A or B
A
Therefore, not B

Or in logical operators:

${\displaystyle p\vee q}$
${\displaystyle p}$
${\displaystyle {}\vdash {))$ ¬ ${\displaystyle q}$

Where ${\displaystyle {}\vdash {))$ denotes a logical assertion.

## Explanation

The fallacy lies in concluding that one disjunct must be false because the other disjunct is true; in fact they may both be true because "or" is defined inclusively rather than exclusively. It is a fallacy of equivocation between the operations OR and XOR.

Affirming the disjunct should not be confused with the valid argument known as the disjunctive syllogism.[2]

## Examples

The following argument indicates the unsoundness of affirming a disjunct:

Max is a mammal or Max is a cat.
Max is a mammal.
Therefore, Max is not a cat.

This inference is unsound because all cats, by definition, are mammals.

A second example provides a first proposition that appears realistic and shows how an obviously flawed conclusion still arises under this fallacy.[3]

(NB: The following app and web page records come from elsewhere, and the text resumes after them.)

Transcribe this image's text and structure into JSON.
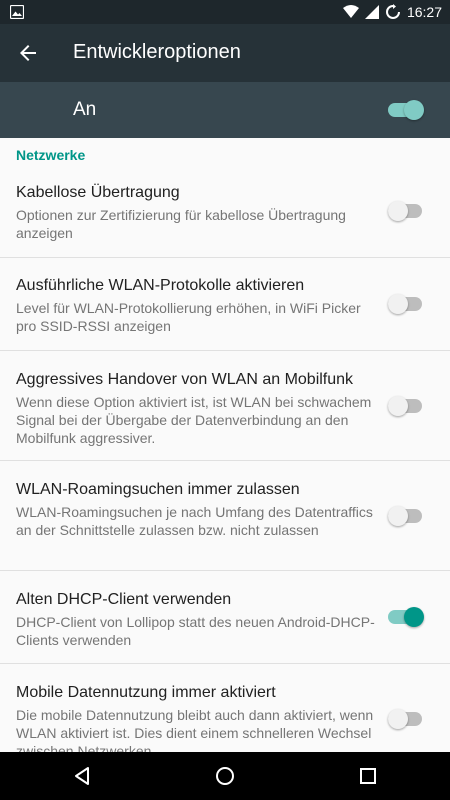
{
  "status_bar": {
    "time": "16:27",
    "icons": [
      "image-icon",
      "wifi-icon",
      "signal-icon",
      "sync-icon"
    ]
  },
  "app_bar": {
    "title": "Entwickleroptionen"
  },
  "master_switch": {
    "label": "An",
    "state": true
  },
  "section": {
    "header": "Netzwerke"
  },
  "settings": [
    {
      "title": "Kabellose Übertragung",
      "summary": "Optionen zur Zertifizierung für kabellose Übertragung anzeigen",
      "enabled": false
    },
    {
      "title": "Ausführliche WLAN-Protokolle aktivieren",
      "summary": "Level für WLAN-Protokollierung erhöhen, in WiFi Picker pro SSID-RSSI anzeigen",
      "enabled": false
    },
    {
      "title": "Aggressives Handover von WLAN an Mobilfunk",
      "summary": "Wenn diese Option aktiviert ist, ist WLAN bei schwachem Signal bei der Übergabe der Datenverbindung an den Mobilfunk aggressiver.",
      "enabled": false
    },
    {
      "title": "WLAN-Roamingsuchen immer zulassen",
      "summary": "WLAN-Roamingsuchen je nach Umfang des Datentraffics an der Schnittstelle zulassen bzw. nicht zulassen",
      "enabled": false
    },
    {
      "title": "Alten DHCP-Client verwenden",
      "summary": "DHCP-Client von Lollipop statt des neuen Android-DHCP-Clients verwenden",
      "enabled": true
    },
    {
      "title": "Mobile Datennutzung immer aktiviert",
      "summary": "Die mobile Datennutzung bleibt auch dann aktiviert, wenn WLAN aktiviert ist. Dies dient einem schnelleren Wechsel zwischen Netzwerken.",
      "enabled": false
    }
  ],
  "colors": {
    "accent": "#009688",
    "accent_track": "#80cbc4",
    "app_bar": "#263238",
    "master_bar": "#37474f",
    "status_bar": "#1e272c"
  },
  "nav_bar": {
    "buttons": [
      "back-icon",
      "home-icon",
      "recents-icon"
    ]
  }
}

To be on the cover of Vogue Magazine, one must be a celebrity or very beautiful.
This month's cover was a celebrity.
Therefore, this celebrity is not very beautiful.